A state Senate bill to shift Michigan’s county tax collection date from December to July suffered a withering rejection in the state House on Sept. 15, when voting on the proposal was stopped after it became clear that the measure was headed for an overwhelming defeat. The House’s rebuff of the proposed shift — a shift that was, in fact, a tax hike — frees the Legislature to consider long-term, pro‑growth adjustments to the state budget, rather than short-term fixes that sap Michigan’s wealth and fuel uncertainty about its economic future.
The Mackinac Center has made many detailed recommendations for state budget reform, most recently in May in a major report, "Recommendations to Strengthen Civil Society and Balance Michigan’s State Budget." Although many of the spending figures and some of the legal provisions in the state’s currently proposed budget have changed from those included in the earlier study, the study’s basic approach to reducing state liabilities and spending remains valid, including such general recommendations as the following:
selling unproductive state assets and real estate;
redirecting state tobacco lawsuit monies to the general fund;

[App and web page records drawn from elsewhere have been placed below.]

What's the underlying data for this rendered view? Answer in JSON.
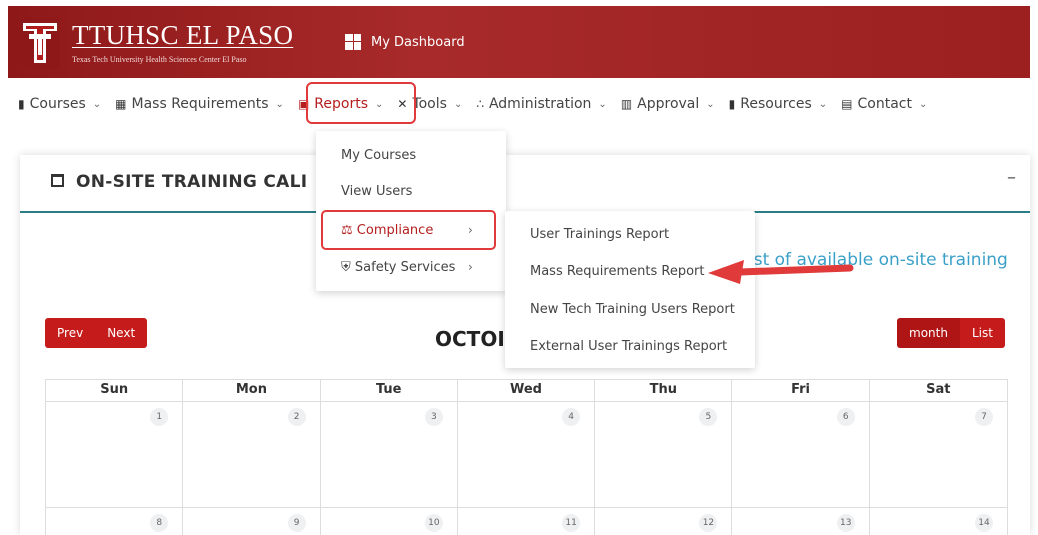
{
  "header": {
    "org_title": "TTUHSC EL PASO",
    "org_subtitle": "Texas Tech University Health Sciences Center El Paso",
    "dashboard_label": "My Dashboard",
    "brand_color": "#a32323"
  },
  "nav": {
    "items": [
      {
        "label": "Courses",
        "icon": "book-icon"
      },
      {
        "label": "Mass Requirements",
        "icon": "clipboard-icon"
      },
      {
        "label": "Reports",
        "icon": "presentation-icon"
      },
      {
        "label": "Tools",
        "icon": "tools-icon"
      },
      {
        "label": "Administration",
        "icon": "users-icon"
      },
      {
        "label": "Approval",
        "icon": "handshake-icon"
      },
      {
        "label": "Resources",
        "icon": "books-icon"
      },
      {
        "label": "Contact",
        "icon": "phone-icon"
      }
    ]
  },
  "reports_menu": {
    "items": [
      {
        "label": "My Courses"
      },
      {
        "label": "View Users"
      },
      {
        "label": "Compliance",
        "icon": "scale-icon"
      },
      {
        "label": "Safety Services",
        "icon": "shield-icon"
      }
    ]
  },
  "compliance_menu": {
    "items": [
      {
        "label": "User Trainings Report"
      },
      {
        "label": "Mass Requirements Report"
      },
      {
        "label": "New Tech Training Users Report"
      },
      {
        "label": "External User Trainings Report"
      }
    ]
  },
  "card": {
    "title": "ON-SITE TRAINING CALI",
    "minimize": "–",
    "link_text": "ist of available on-site training"
  },
  "calendar": {
    "prev_label": "Prev",
    "next_label": "Next",
    "month_title": "OCTOI",
    "month_label": "month",
    "list_label": "List",
    "weekdays": [
      "Sun",
      "Mon",
      "Tue",
      "Wed",
      "Thu",
      "Fri",
      "Sat"
    ],
    "week1": [
      "1",
      "2",
      "3",
      "4",
      "5",
      "6",
      "7"
    ],
    "week2": [
      "8",
      "9",
      "10",
      "11",
      "12",
      "13",
      "14"
    ]
  },
  "annotation": {
    "highlight_color": "#e03a3a"
  }
}
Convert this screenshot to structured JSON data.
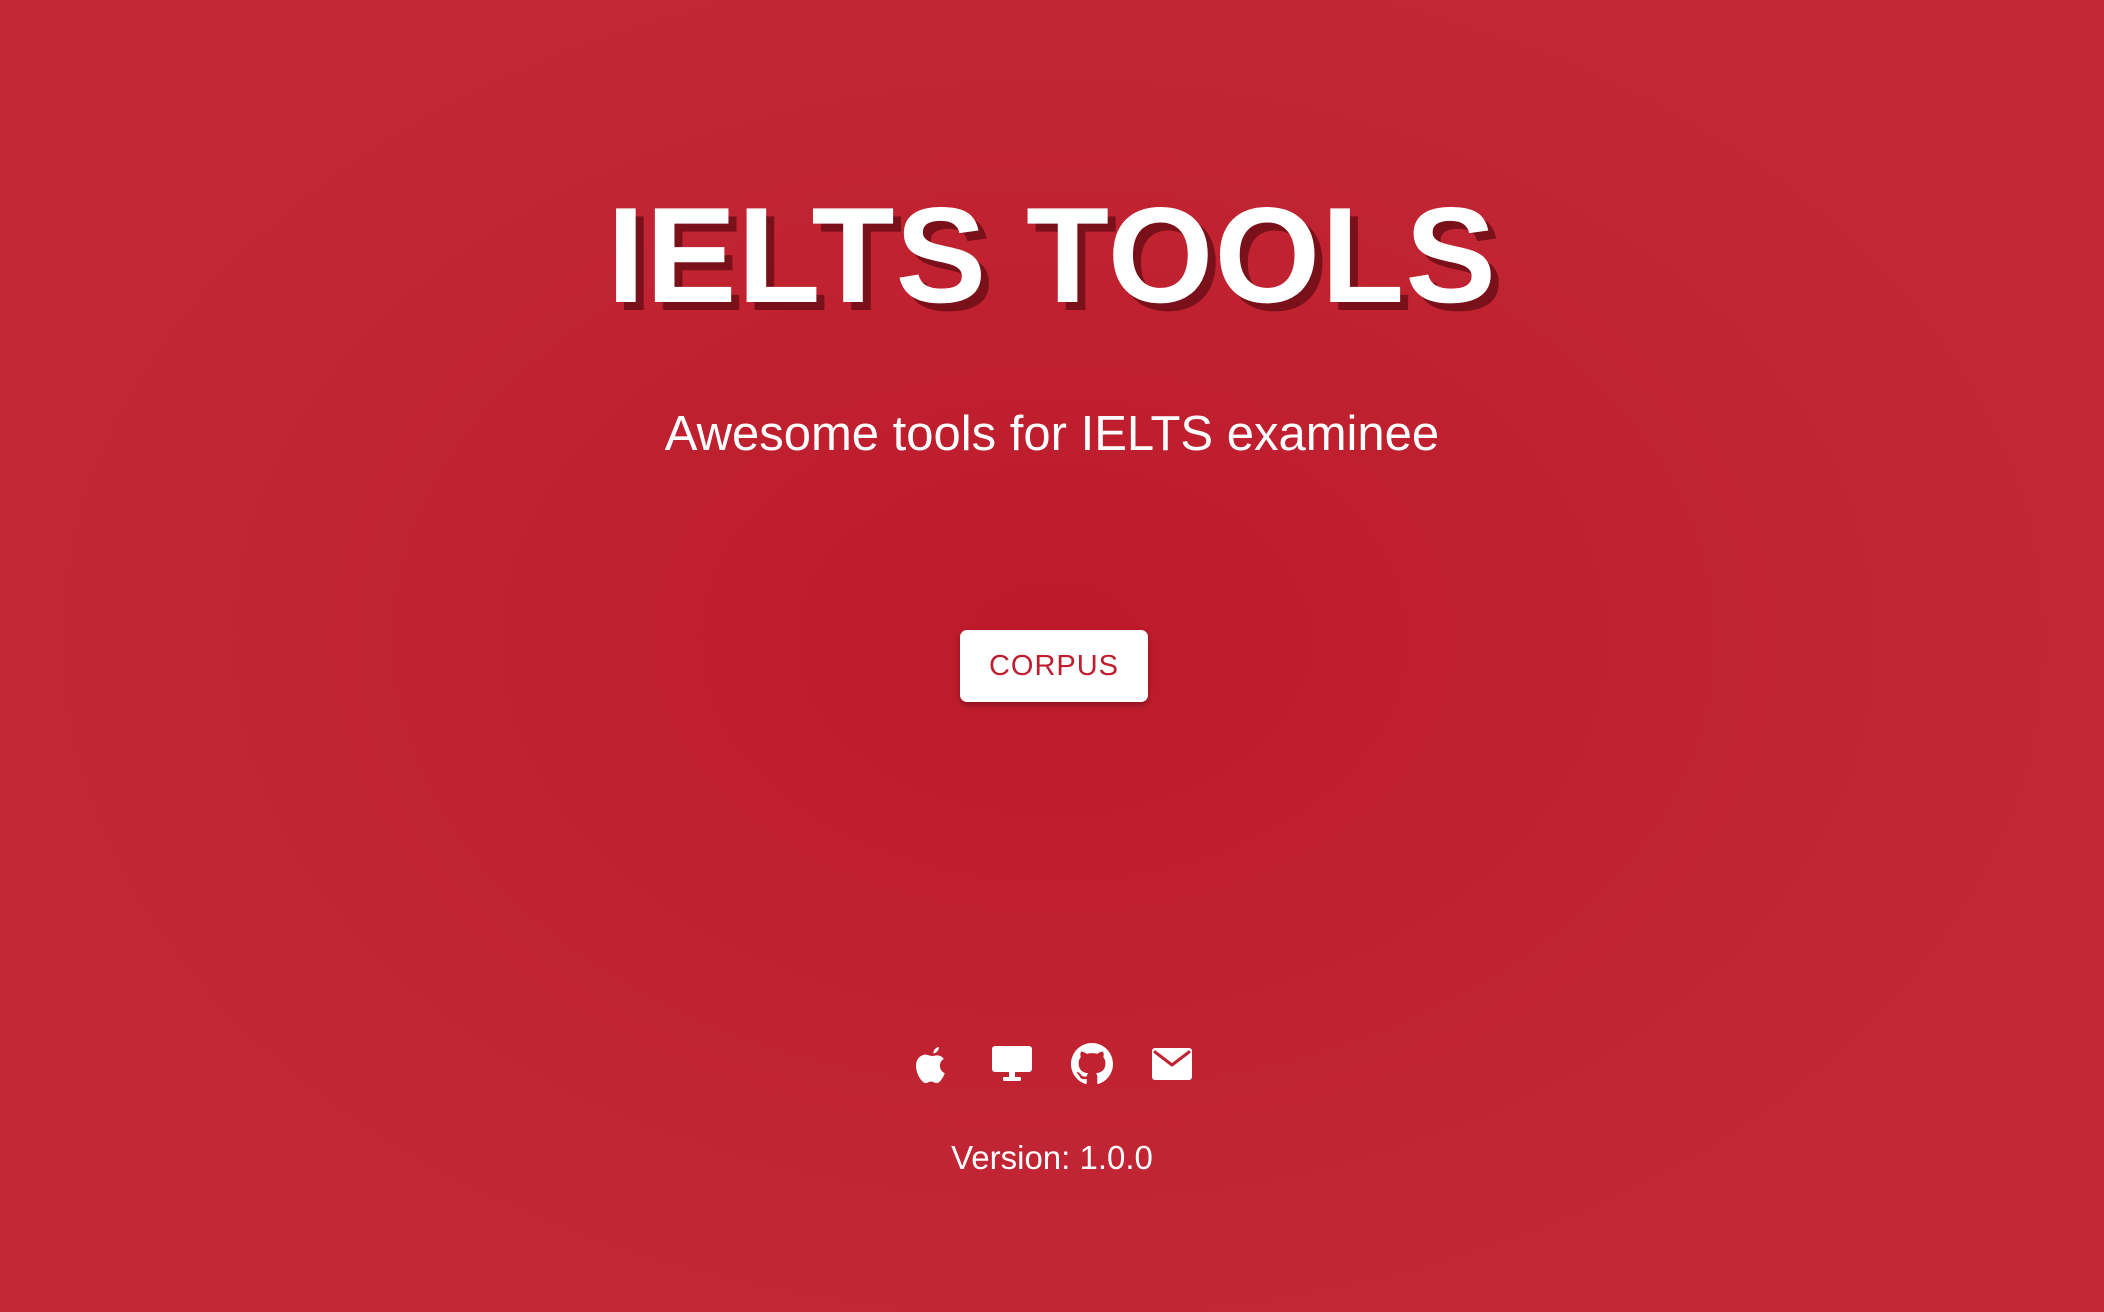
{
  "header": {
    "title": "IELTS TOOLS",
    "subtitle": "Awesome tools for IELTS examinee"
  },
  "main": {
    "corpus_button_label": "CORPUS"
  },
  "footer": {
    "links": [
      {
        "icon": "apple-icon"
      },
      {
        "icon": "desktop-icon"
      },
      {
        "icon": "github-icon"
      },
      {
        "icon": "mail-icon"
      }
    ],
    "version_text": "Version: 1.0.0"
  },
  "colors": {
    "background": "#c02230",
    "title_shadow": "#7a1019",
    "button_text": "#c01e2e",
    "foreground": "#ffffff"
  }
}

eliminating counterproductive economic development programs; and
ending nonessential state agriculture programs.